*** DATA RECORDS ***

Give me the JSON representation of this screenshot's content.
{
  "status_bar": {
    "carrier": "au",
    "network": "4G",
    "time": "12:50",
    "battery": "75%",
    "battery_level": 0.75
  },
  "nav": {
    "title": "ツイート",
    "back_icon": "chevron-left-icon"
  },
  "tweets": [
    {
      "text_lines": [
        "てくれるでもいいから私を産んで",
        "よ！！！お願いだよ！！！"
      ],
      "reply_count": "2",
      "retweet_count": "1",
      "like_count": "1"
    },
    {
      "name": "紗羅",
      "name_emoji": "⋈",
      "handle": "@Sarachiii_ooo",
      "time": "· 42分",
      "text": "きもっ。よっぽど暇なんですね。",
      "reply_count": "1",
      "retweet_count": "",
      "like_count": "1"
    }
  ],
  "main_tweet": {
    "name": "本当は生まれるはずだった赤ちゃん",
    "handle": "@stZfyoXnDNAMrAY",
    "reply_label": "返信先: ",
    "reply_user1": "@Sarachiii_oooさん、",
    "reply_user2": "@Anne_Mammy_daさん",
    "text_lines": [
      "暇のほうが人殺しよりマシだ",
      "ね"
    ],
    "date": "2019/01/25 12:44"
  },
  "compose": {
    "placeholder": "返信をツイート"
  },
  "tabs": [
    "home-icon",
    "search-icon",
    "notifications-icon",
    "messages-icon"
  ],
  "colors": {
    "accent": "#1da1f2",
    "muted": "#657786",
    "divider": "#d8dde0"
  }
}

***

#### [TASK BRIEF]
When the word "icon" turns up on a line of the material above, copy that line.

#### [RESULT OF THE TASK]
    "back_icon": "chevron-left-icon"
    "home-icon",
    "search-icon",
    "notifications-icon",
    "messages-icon"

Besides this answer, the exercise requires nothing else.